PCI compliance is implemented in both the technological and administrative side of the business process. A solid guideline must be implemented when it comes to company employees handling customer data and processing transactions, particularly as many systems are actually compromised from the inside. Businesses must also keep track of any changes made to the technical or business process, to ensure that each change is followed by the relevant security counter-measure. Technical failures must be considered, and timely encrypted backups of all sensitive data must be performed.

Security Assessment Tools

The PCI Compliance specification is more than just a set of rules by which organizations must abide. It is also a guideline which provides a method to trace and secure all the potential security flaws which might be exploited. Detecting these potential exploits is made easier by using tools such as web vulnerability scanners and network scanners.

A web vulnerability scanner is a software product which performs an in-depth assessment of a web application or web service. It detects all the security flaws which may be exploited by a hacker whose intention is to gain access to web servers, internal networks, and back-end databases. However a common mistake is to forget that if a website is made publicly available then it also provides an entry point which is open 24/7. Vulnerability scanners assist developers and security professionals such as penetration testers in identifying these possible entry points and securing the web application to prevent exploits.

Summary

PCI compliant merchants can benefit from a standardized approach to secure their online systems, and also to prove their reliability to consumers – but they must keep up to date with new standards.PCI v3.0 is focusedon best practice for organisations, and views security as an ongoing responsibility. The most important thing is to ultimately lead to a security-minded way of doing things, with proactive processes and helping merchants adopt a framework of ‘Continuous Security’.

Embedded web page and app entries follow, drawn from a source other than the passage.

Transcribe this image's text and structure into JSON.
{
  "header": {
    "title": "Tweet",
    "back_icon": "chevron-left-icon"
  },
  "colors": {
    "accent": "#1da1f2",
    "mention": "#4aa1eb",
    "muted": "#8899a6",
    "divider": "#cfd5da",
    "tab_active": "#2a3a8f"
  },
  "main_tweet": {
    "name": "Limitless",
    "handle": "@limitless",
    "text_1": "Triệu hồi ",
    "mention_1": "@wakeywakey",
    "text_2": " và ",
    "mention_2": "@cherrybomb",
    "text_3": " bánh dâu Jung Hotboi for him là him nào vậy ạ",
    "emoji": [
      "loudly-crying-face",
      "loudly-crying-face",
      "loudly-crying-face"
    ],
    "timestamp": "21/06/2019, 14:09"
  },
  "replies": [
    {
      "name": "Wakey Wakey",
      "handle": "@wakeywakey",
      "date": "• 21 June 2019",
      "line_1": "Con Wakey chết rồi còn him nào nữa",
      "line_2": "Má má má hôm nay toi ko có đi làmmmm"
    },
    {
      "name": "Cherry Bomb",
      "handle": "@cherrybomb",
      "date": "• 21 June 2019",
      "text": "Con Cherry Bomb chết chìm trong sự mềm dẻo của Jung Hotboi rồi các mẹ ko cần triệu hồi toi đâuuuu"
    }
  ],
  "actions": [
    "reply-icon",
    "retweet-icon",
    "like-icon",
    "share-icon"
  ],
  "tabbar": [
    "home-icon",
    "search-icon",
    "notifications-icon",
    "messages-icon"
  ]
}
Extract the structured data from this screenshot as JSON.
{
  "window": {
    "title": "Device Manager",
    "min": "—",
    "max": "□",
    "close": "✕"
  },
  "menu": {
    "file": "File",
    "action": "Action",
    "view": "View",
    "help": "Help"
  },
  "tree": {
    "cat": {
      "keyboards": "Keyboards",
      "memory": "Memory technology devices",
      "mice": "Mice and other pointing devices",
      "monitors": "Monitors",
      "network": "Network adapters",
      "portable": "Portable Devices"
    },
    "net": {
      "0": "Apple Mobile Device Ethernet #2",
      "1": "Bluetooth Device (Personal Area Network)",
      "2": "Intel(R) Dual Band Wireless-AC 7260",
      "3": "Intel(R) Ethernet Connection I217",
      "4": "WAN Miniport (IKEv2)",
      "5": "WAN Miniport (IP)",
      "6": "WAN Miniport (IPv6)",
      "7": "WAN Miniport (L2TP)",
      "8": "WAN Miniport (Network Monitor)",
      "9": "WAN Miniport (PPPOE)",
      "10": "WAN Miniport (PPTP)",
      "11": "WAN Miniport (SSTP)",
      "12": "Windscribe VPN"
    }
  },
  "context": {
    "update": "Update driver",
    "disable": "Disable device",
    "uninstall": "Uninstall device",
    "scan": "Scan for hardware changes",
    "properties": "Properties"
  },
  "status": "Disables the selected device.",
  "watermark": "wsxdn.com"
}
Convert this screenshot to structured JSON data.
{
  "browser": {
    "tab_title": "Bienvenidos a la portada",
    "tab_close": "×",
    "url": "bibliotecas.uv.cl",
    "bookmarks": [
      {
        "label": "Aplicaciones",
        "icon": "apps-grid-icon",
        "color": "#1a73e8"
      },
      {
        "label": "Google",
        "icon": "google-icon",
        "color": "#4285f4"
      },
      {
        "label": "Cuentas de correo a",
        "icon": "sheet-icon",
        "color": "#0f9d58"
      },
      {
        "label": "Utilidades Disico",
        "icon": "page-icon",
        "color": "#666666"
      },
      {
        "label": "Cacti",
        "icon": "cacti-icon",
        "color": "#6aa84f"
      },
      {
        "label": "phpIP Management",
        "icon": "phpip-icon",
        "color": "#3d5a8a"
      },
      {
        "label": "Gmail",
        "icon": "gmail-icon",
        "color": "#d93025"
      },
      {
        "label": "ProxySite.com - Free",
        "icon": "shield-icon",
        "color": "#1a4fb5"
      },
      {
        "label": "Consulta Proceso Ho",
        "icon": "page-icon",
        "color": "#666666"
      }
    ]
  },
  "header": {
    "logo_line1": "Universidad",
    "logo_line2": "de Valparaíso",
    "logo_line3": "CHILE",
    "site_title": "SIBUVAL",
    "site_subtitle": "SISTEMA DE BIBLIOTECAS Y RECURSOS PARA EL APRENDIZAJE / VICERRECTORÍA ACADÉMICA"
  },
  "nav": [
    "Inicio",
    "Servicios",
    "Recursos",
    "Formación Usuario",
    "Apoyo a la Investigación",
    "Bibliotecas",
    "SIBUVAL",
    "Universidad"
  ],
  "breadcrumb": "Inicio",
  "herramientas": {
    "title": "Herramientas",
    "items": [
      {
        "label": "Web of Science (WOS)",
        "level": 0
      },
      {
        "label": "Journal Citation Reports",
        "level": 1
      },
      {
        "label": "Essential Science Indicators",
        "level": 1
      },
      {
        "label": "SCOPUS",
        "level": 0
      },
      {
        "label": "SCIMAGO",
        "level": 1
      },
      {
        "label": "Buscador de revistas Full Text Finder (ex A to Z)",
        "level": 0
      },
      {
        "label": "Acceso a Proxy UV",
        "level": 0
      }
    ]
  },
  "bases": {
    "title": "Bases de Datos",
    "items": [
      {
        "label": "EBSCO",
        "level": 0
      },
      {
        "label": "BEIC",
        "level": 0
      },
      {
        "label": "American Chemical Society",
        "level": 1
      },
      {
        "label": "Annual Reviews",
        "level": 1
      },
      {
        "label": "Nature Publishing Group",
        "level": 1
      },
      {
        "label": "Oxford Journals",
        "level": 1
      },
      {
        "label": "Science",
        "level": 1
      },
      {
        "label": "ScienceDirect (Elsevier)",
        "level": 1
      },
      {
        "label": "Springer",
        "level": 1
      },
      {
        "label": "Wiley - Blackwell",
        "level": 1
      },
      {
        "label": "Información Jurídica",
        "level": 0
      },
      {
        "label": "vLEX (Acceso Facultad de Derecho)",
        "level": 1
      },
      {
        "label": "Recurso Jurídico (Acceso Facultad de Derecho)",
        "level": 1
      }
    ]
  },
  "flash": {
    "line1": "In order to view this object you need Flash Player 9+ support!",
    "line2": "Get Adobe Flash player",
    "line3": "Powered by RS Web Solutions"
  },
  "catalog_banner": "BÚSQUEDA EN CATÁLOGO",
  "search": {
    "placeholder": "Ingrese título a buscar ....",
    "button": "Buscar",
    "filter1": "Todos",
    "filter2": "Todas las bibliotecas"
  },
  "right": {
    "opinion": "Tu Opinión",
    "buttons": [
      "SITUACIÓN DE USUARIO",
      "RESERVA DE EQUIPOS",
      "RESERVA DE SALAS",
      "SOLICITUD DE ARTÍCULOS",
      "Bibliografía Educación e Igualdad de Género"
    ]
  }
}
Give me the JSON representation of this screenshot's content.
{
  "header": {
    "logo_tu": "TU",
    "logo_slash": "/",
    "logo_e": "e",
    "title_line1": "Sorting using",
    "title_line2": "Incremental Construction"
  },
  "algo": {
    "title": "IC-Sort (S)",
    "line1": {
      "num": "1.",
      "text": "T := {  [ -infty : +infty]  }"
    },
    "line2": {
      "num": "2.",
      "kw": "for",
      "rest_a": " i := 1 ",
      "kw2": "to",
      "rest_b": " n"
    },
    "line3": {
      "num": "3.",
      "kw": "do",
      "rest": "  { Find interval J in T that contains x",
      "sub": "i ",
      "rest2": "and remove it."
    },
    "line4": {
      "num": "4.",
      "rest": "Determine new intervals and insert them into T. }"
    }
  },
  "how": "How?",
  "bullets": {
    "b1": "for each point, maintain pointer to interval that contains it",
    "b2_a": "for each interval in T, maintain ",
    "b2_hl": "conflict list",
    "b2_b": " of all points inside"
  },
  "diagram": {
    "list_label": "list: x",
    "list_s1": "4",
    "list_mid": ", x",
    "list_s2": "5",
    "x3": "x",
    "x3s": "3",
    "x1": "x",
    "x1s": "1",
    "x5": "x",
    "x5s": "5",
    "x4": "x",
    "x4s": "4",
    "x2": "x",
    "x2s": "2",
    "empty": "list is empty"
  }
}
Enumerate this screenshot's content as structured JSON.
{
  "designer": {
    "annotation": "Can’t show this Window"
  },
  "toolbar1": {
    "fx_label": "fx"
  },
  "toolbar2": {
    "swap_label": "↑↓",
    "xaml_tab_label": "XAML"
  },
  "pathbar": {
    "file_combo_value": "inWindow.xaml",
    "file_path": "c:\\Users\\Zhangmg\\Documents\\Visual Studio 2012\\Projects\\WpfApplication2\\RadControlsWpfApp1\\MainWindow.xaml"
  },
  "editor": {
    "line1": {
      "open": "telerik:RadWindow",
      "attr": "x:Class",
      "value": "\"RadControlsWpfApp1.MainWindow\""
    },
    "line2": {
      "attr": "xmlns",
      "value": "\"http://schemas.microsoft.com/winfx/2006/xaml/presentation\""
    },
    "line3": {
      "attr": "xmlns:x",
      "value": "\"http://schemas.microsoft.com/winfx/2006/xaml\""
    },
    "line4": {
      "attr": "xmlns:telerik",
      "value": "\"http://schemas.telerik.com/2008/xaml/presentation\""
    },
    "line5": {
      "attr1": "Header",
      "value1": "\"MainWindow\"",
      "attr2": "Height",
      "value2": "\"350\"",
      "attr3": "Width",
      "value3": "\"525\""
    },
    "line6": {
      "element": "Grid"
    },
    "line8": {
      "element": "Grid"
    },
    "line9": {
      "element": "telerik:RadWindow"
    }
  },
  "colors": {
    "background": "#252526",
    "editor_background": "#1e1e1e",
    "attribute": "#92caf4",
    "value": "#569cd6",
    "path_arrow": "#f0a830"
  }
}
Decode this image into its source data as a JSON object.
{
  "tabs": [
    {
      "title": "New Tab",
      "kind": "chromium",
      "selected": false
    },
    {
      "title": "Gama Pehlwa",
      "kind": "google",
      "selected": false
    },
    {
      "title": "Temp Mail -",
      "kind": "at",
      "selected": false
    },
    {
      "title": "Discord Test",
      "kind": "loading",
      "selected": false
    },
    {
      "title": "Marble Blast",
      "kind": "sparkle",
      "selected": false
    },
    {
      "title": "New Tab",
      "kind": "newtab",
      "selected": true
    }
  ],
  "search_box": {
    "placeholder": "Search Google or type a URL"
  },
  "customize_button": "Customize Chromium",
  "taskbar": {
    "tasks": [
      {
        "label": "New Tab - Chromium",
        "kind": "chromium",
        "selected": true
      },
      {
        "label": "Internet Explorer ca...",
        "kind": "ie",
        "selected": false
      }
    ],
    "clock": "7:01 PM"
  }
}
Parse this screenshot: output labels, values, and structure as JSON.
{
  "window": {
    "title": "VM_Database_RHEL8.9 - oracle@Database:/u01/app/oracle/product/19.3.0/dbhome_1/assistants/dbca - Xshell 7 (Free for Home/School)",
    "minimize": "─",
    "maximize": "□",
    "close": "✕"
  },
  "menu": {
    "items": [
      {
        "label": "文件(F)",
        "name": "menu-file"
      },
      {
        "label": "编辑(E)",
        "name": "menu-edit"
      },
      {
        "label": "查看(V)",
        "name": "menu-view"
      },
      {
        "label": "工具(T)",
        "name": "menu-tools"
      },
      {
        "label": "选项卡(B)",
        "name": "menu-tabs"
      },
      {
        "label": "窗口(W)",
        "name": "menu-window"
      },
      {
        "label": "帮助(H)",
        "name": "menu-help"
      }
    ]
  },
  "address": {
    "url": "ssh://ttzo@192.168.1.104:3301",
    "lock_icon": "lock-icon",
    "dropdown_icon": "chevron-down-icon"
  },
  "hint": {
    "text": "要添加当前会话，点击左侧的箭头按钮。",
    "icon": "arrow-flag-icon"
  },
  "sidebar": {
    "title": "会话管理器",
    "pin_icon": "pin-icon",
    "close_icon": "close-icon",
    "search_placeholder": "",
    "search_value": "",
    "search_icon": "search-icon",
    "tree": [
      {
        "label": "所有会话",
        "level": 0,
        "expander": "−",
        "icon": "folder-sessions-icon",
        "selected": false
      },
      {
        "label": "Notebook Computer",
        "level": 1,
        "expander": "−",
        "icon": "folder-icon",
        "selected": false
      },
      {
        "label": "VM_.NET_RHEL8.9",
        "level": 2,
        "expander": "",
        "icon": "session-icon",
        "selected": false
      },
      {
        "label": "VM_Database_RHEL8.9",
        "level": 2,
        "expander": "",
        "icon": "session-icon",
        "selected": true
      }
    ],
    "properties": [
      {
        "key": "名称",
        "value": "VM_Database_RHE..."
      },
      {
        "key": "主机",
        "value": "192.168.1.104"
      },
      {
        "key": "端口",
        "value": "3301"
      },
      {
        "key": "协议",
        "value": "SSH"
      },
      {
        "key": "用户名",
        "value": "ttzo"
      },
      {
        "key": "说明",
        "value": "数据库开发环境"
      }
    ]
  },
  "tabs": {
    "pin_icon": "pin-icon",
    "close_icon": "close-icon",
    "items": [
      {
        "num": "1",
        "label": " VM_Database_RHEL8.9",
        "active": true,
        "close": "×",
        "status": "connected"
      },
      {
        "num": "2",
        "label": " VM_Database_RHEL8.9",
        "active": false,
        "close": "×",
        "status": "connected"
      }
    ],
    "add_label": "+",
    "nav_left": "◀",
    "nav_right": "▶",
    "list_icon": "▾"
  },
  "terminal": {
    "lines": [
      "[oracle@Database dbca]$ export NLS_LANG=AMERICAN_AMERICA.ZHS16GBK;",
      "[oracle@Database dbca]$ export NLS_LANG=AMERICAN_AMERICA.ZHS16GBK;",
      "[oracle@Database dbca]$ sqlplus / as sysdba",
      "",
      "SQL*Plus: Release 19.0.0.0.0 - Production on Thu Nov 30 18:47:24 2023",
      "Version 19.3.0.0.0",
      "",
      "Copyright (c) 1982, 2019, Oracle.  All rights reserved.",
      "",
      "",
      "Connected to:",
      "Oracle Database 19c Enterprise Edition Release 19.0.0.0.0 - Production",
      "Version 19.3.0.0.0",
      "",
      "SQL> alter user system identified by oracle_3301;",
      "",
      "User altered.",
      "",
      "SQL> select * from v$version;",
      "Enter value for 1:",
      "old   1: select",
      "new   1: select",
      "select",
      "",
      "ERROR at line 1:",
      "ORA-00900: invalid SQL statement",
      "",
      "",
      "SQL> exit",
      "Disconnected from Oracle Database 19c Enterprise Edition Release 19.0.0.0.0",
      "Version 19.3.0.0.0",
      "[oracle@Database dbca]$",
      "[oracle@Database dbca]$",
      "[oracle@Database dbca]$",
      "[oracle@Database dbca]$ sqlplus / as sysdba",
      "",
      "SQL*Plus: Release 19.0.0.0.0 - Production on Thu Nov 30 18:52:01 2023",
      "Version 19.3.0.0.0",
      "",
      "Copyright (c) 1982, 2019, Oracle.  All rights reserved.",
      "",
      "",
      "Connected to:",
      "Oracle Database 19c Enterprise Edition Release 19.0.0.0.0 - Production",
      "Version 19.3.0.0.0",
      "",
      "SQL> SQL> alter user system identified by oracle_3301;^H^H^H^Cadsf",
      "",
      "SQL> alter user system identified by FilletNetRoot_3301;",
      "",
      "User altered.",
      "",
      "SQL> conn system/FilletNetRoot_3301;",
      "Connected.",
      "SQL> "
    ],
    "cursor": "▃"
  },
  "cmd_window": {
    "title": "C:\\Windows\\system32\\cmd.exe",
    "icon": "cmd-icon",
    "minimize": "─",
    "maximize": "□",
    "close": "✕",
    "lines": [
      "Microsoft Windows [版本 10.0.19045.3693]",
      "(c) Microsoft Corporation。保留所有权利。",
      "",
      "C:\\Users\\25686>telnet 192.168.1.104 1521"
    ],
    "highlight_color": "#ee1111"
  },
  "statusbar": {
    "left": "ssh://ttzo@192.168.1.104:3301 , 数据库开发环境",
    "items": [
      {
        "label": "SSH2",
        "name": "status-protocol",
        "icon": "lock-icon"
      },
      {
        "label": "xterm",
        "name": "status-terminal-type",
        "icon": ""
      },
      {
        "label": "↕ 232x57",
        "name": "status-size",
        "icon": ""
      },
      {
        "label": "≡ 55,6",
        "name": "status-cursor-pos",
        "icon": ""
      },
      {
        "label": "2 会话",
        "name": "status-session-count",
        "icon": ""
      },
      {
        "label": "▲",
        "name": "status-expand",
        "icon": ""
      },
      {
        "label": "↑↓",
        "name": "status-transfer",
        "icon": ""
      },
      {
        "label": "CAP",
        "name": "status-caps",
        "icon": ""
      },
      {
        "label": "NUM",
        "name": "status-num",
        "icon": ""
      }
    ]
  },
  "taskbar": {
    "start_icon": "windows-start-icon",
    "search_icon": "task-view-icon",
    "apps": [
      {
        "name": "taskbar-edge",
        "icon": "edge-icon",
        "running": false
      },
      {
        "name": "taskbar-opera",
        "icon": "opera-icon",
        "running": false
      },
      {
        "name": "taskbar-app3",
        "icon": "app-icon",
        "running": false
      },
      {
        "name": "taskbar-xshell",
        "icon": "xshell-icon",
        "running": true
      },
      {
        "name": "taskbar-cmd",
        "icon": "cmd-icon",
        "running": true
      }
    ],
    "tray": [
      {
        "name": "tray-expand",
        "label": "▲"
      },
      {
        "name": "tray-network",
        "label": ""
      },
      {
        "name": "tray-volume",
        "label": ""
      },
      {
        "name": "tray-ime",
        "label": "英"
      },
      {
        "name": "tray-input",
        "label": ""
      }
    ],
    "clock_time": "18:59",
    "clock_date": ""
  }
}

Penetration testers, CSOs and auditors can all benefit from the use of avulnerability scanner to identify weaknesses in web applications, and also guide them to resolving any potential exploits. It can also be used for checking perimeter servers and running regular scans between audits to quickly identify and address any new vulnerabilities.